Alexander, Who Used to be Rich Last Sunday

04.29.2016
FOR THE WEEKEND, share this fun title with your child! 


Alexander, Who Used to be Rich Last Sunday is appropriate for children age 5-9.

Summary:
Alexander’s grandparents came to visit and Alexander knows that when they come, they bring a dollar for him and his brothers. He loves when his grandparents visit because he loves money. But in Alexander, Who Used to be Rich Last Sunday he quickly learns how fast that dollar can disappear. Follow along with the story written by Judith Viorst and illustrated by Ray Cruz to discover where all of Alexander’s money disappears.

Practice this Comprehension Strategy-Making Connections:
As you read Alexander, Who Used to be Rich Last Sunday you will be able to help your child find connections to their own life. This book can be a window into their own spending habits or a mirror to reflect a possibly less desirable outcome for their money. You can ask have a conversation about whether your child has ever wanted to spend their money right away, if they find it hard to save their money, or if there has ever been something that they really wanted that they would save their money to buy. 

Do this with your child:
Alexander, Who Used to be Rich Last Sunday provides an excellent opportunity to practice your child’s financial literacy skills. Alexander has one dollar bill but as he spends his money, his total is less and less. For older children, keep track of the amounts that he’s spending to see how much he has left. You can use real money to help keep track of the amount. For younger children, talk about the different types of money, bills and coins, and help your child recognize them by size and color.
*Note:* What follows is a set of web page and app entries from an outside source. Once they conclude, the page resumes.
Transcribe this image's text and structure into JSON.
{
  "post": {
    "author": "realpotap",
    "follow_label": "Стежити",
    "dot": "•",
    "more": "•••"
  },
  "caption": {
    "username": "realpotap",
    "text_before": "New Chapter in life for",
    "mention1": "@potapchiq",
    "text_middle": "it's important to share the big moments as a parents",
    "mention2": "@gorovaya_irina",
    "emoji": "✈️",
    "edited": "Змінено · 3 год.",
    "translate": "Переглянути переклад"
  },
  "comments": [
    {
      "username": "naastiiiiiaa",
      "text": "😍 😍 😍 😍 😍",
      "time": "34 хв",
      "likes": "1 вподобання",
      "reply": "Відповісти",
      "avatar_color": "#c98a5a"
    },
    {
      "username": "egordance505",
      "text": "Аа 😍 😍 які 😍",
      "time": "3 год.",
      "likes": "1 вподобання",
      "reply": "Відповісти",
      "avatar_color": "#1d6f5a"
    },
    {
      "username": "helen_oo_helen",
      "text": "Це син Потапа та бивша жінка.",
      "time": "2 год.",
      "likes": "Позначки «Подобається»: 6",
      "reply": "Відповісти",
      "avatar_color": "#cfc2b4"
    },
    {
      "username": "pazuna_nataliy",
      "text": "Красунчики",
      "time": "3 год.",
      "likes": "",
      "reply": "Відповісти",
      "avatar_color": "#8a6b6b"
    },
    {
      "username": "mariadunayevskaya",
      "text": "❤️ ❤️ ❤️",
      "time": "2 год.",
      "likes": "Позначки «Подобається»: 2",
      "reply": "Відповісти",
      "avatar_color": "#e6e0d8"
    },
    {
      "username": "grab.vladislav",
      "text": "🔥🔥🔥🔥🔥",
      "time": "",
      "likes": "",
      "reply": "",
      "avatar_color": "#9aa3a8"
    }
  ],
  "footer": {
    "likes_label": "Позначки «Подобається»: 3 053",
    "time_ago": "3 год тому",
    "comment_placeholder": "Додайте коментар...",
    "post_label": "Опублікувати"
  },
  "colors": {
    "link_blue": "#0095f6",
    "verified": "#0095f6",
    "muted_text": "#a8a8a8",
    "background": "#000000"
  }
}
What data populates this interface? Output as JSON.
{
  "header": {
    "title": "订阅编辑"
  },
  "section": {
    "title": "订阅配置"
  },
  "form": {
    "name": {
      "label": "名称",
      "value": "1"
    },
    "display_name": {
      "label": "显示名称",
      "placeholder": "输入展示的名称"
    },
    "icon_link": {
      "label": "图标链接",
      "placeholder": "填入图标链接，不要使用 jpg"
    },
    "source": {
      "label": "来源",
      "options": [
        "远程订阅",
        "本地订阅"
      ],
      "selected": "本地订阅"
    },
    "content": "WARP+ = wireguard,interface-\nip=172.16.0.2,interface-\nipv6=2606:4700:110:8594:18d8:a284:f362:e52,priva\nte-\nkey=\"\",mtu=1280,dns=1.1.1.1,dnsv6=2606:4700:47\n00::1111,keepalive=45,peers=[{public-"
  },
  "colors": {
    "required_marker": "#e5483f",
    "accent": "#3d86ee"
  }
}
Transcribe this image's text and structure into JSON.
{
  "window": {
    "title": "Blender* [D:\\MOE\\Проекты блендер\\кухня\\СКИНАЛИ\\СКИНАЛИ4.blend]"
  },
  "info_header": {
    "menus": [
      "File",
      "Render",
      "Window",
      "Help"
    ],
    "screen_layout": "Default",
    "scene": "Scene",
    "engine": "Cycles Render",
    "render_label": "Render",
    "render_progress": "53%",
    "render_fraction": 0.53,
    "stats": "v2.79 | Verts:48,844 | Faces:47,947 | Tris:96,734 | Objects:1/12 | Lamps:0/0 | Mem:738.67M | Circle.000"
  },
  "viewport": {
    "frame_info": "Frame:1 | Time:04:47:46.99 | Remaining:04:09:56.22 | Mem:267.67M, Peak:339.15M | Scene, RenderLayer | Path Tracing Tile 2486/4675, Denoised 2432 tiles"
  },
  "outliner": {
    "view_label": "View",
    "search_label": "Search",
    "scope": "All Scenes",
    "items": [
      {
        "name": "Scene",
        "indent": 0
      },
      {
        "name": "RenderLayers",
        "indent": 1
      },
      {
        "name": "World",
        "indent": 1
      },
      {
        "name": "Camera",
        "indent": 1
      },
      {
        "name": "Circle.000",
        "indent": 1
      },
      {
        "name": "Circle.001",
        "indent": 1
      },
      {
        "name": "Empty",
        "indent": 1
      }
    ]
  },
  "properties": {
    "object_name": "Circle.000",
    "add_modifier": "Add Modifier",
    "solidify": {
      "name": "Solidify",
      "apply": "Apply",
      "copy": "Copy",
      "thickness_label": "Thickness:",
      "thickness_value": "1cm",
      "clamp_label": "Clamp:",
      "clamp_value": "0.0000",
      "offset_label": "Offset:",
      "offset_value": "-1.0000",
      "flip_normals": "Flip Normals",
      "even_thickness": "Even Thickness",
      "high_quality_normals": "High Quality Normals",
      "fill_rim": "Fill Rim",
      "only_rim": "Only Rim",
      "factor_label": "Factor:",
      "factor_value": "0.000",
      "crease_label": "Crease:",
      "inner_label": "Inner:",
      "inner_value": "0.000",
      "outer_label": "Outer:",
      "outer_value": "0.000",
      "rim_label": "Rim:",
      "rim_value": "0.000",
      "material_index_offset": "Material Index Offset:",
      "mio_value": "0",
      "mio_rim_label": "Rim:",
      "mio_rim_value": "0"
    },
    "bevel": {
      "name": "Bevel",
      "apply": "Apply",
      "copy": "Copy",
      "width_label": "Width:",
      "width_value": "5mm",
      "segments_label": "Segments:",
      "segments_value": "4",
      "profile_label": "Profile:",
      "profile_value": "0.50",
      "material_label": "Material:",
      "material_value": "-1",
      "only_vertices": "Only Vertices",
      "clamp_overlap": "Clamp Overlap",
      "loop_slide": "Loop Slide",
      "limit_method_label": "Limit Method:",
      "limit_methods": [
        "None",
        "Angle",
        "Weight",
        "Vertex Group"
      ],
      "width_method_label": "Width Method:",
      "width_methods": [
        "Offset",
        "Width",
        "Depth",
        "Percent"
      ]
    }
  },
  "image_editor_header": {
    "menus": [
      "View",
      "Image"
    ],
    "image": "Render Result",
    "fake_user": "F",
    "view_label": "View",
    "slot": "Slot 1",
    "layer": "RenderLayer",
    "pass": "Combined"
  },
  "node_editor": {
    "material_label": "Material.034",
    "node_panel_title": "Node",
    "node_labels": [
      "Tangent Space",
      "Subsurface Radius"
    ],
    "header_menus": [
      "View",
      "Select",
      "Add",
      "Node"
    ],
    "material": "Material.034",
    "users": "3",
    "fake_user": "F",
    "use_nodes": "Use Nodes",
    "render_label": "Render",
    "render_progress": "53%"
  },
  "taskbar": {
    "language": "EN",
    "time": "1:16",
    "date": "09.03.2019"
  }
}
For the youngest children, coin sorting and stacking can be a fun activity to go along with the story.

If you’re interested in sharing Alexander, Who Used to be Rich Last Sunday with your child you can find it from Aladdin Paperbacks, a division of Simon & Schuster here. Please like them on Facebook and follow them on Twitter and Instagram.

Related Posts

02.20.2024 News

Enhancing Summer Learning: Raising a Reader’s Perspective on the National Summer Learning Project 

From the perspective of Raising a Reader, the findings of the National Summer Learning Project spearheaded by the Wallace Foundation affirm the necessity of summer learning opportunities to mitigate learning loss and promote academic achievement. This research, focusing on the effects of voluntary, district-led summer learning programs for low-income, urban elementary students, underscores several key areas where Raising a Reader’s ...

Read More
02.16.2024 News

Bridging the Summer Gap: How Federal Initiatives and Community Can Unite to Combat Learning Loss

The Biden-Harris Administration’s Improving Student Achievement Agenda for 2024, particularly its emphasis on increasing summer learning and extended or afterschool learning time, aligns closely with initiatives like Raising a Reader’s Super Summer Learning Adventures Program (SSLA).   SSLA is designed to activate summer learning in the home and help prepare children for the school year ahead. Through supporting families in reading ...

Read More